Note: THIS IS WHAT YOU ARE GOING TO SAY DURING THE PRESENTATION. The questions requested are in page 8. The references include links of the books. The presentation file is ISO1716.ppt (Check your email for the link)BS EN (ISO) 1716 Calorific Value Test and how it compares with the Cone Calorimeter Test; and how could the 1716 test assist in classifying hazard and/or risk of fire in a typical university lecture room, such as Mb41? Also, trace the history of the test and express a logically derived opinion of its usefulness and its limitations for fire safety conscious building designers. IntroductionFire presents hazards to life and property because of toxic gases, suffocating smoke, and too much heat.
These hazards are primarily generated by products made of combustible materials which unfortunately are being used in residential, private, government, industrial, and transportation. For this reason, a number of fire scenarios need to be considered for testing of products and there are methods required to comply with specific regulations or legislations. The following section discusses two known test method, the BS EN ISO 1716 Calorific Value Test and the Cone Calorimeter Test.
BS EN(ISO) 1716 Calorific Value TestThe ISO 1716 for calorific value of materials is types of test widely used in relation with flammability test methods in order to know and classify materials for building regulations. For instance, materials with a calorific value of less than 2500 kJ/kg in France are considered for M0 or given the highest classification. Moreover, to measure the calorific potential of materials, a bomb calorimetric method is used (Murphy 1998, p. 429). This method determines the calorific value of non-metal containing building material by using a high-pressure bomb in a water jacket immersed in a calorimeter vessel containing water.

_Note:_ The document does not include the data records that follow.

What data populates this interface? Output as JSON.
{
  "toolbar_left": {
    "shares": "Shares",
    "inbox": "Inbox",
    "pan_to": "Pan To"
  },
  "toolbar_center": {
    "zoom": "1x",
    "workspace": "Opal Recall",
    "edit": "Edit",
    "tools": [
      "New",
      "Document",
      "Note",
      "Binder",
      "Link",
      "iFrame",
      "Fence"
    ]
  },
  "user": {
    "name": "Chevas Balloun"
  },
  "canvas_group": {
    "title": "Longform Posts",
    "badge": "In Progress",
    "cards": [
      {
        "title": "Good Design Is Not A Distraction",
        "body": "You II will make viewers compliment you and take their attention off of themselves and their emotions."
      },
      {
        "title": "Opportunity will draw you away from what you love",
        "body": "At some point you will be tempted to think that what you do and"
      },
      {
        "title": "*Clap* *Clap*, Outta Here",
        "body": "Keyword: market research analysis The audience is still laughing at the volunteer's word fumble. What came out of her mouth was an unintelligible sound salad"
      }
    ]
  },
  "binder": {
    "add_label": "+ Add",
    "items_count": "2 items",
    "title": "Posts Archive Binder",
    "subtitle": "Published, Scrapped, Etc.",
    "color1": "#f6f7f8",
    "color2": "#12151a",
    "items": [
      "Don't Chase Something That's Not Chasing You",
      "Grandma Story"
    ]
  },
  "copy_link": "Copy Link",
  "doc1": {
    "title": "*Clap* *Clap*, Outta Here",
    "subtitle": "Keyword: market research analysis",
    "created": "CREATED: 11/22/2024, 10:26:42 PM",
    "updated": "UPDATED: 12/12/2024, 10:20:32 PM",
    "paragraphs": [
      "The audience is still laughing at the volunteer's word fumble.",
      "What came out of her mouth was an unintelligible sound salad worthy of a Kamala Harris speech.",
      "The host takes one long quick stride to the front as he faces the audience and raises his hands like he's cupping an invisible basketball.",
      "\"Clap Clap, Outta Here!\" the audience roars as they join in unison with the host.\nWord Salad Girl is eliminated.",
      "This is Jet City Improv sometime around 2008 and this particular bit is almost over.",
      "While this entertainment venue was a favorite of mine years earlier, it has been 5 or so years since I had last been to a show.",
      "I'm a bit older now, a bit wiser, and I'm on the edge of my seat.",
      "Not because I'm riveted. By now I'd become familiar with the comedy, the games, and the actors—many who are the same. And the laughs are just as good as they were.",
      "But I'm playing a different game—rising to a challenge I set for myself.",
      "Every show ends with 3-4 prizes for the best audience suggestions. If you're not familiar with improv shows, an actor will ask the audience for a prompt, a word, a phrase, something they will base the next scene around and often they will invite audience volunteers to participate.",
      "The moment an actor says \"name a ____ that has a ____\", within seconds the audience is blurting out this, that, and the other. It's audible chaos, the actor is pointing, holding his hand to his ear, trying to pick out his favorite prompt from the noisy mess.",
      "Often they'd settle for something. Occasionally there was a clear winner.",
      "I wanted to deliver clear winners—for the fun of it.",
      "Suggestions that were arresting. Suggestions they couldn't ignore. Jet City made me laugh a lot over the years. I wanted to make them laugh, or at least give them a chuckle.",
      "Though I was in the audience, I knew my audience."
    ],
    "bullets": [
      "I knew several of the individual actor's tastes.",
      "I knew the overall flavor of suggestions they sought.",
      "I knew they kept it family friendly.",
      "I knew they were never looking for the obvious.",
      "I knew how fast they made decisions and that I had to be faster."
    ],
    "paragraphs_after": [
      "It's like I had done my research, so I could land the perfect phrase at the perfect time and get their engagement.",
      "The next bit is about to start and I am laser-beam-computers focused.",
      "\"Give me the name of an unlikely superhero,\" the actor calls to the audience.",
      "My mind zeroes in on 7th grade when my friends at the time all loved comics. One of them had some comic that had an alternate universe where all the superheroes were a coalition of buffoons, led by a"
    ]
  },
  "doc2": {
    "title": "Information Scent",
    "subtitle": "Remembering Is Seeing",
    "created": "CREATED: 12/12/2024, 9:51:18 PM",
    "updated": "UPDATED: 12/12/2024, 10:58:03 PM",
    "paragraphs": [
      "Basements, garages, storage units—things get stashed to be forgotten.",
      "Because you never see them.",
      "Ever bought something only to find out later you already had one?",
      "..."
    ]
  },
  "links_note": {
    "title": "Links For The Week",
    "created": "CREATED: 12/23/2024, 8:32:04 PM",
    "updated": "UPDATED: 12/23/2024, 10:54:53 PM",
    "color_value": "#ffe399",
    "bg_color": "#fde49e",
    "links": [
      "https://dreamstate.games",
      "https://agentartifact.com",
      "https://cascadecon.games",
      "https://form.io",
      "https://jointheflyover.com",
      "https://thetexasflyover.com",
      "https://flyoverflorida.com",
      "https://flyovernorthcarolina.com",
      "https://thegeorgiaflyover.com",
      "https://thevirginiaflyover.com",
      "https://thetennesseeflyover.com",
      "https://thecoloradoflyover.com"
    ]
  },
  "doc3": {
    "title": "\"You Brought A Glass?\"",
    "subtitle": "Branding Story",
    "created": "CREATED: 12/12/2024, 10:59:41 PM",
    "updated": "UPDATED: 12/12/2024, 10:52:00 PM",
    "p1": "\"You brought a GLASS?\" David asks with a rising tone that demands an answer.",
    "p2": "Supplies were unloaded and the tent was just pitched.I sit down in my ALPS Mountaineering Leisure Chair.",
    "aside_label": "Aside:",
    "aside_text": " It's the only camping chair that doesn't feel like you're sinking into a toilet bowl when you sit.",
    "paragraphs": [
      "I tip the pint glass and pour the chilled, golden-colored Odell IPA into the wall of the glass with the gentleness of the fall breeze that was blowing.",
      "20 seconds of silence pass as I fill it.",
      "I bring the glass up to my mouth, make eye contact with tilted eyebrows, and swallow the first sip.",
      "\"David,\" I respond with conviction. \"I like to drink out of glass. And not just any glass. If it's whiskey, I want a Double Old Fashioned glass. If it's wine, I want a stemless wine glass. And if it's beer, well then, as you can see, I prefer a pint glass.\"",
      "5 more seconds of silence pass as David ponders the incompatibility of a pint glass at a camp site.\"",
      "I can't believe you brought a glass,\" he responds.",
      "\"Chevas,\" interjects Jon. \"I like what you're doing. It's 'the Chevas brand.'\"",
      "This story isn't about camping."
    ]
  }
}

The selected sample is contained in a crucible in the bomb, which pressurized with oxygen then ignited electrically to determine the peak temperature of the water jacket. Using particular formulae, the net calorific potential is calculated. This method determines the heat of total combustion rather than the heat release rate which were common in previous methods (Brown 1999, p. 682). The BS EN ISO 1716 can be applied mainly along with other test methods such EN 13823 or the Single Burning Item test, EN ISO 9239-1 or the Radiant Panel test, EN ISO 1182 or the Non-Combustibility test, etc, for classification required by Euroclass for non-combustible building products.
Some of the materials that can be tested with BS EN ISO 1716 are insulation products of mineral wool, fibre reinforced cement, silicate boards, sealing compound, and others. The specimen used in this type of test measures at 250 mm x 250 mm and weighing 50 grams (SP Technical Research Institute of Sweden 2009, p. 1). Some examples of calorific values determined by this method are below: MaterialCalorific Value(MJ/kg)Stone wool0.8-1.8Wood19Rubber32Phenolformaldehyde29Polyester31Polystyrene40Polyurethane foam26Polyisocyanurate foam24Ureaformaldehyde foam14Cone Calorimeter TestThe Cone Calorimeter test is known as ISO 5660 and its bench-scale test to determine the reaction to fire for surface lining materials that is being use in building construction.
A typical set up of apparatus for this test is below: In this test, specimen usually measures 100mm x 100mm with a thickness of about 6mm to 50 mm (Hume 1992, p. 4). The specimen is mounted in low heat loss insulating ceramic material horizontally and being exposed to a heat flux from an electric heater ranging from 25 to 75 kW/m2.
The mixture of gases above the specimen is then ignited by an electric spark source when it reaches a level above the lower flammability limit. The test usually ends after 10 minutes but may be longer in some cases depending on the material being tested. The main results of this test are time to ignition or TTI, Mass loss rate or MLR, and Heat Release rate or HRR (Horrocks & Price 2001, p. 360).